Multiemployer pension plans, like other employer plans, have been challenged by two financial crises since 2000. The majority of multiemployer plans are returning to financial health, but a substantial minority face serious funding problems that are exacerbated by unique structural challenges in the multiemployer sector. These challenges include a high ratio of inactive to total participants, high rates of negative cash flow, and inadequate withdrawal penalties so that exiting companies do not cover the costs they leave behind.
The Multiemployer Pension Reform Act (MPRA) of 2014 has not proved to be a cure-all for the multiemployer crisis. As of November 2017, the U.S. Treasury Department has approved four of the 15 benefit-cut requests submitted by these plans. Of the remainder, one application remains under review, five applications have been denied, and five have been withdrawn. So, while the ultimate effectiveness of MPRA still remains to be seen, it is clear that other solutions must also be explored to alleviate the multiemployer burden.
At this stage, the majority of proposed solutions to the multiemployer challenge fall into two categories: alleviating the burden of orphaned members – workers left behind when employers exit – and providing subsidized loans – either through direct government lending or government guarantees on private sector loans. Whatever the ultimate solution, a case can be made for a package that involves contributions from employers (tailored not to sink already fragile plans), from plan participants, and from taxpayers.

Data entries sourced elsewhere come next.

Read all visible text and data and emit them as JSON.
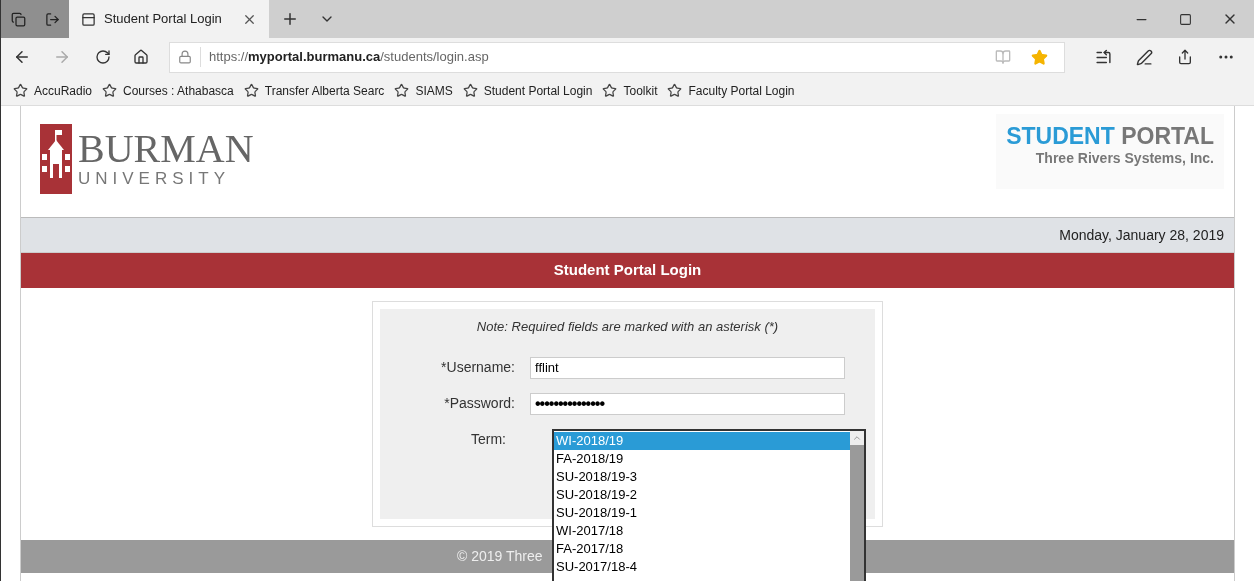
{
  "browser": {
    "tab": {
      "title": "Student Portal Login",
      "selected": true
    },
    "url": {
      "scheme": "https://",
      "host": "myportal.burmanu.ca",
      "path": "/students/login.asp"
    },
    "favorite_starred": true,
    "favorites": [
      "AccuRadio",
      "Courses : Athabasca",
      "Transfer Alberta Searc",
      "SIAMS",
      "Student Portal Login",
      "Toolkit",
      "Faculty Portal Login"
    ]
  },
  "header": {
    "university_name": "BURMAN",
    "university_word": "UNIVERSITY",
    "portal_title_first": "STUDENT",
    "portal_title_second": "PORTAL",
    "portal_company": "Three Rivers Systems, Inc."
  },
  "date": "Monday, January 28, 2019",
  "page_title": "Student Portal Login",
  "form": {
    "note": "Note: Required fields are marked with an asterisk (*)",
    "username": {
      "label": "*Username:",
      "value": "fflint"
    },
    "password": {
      "label": "*Password:",
      "value": "•••••••••••••••"
    },
    "term": {
      "label": "Term:",
      "expanded": true,
      "options": [
        {
          "label": "WI-2018/19",
          "selected": true
        },
        {
          "label": "FA-2018/19",
          "selected": false
        },
        {
          "label": "SU-2018/19-3",
          "selected": false
        },
        {
          "label": "SU-2018/19-2",
          "selected": false
        },
        {
          "label": "SU-2018/19-1",
          "selected": false
        },
        {
          "label": "WI-2017/18",
          "selected": false
        },
        {
          "label": "FA-2017/18",
          "selected": false
        },
        {
          "label": "SU-2017/18-4",
          "selected": false
        }
      ]
    }
  },
  "footer": "© 2019 Three"
}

Any solution to the multiemployer problem must be comprehensive, helping not only those in serious trouble today but also staving off future problems. Early action might stabilize other plans heading for trouble. One clear warning sign for plans is a negative cash flow rate in excess of negative 10 percent.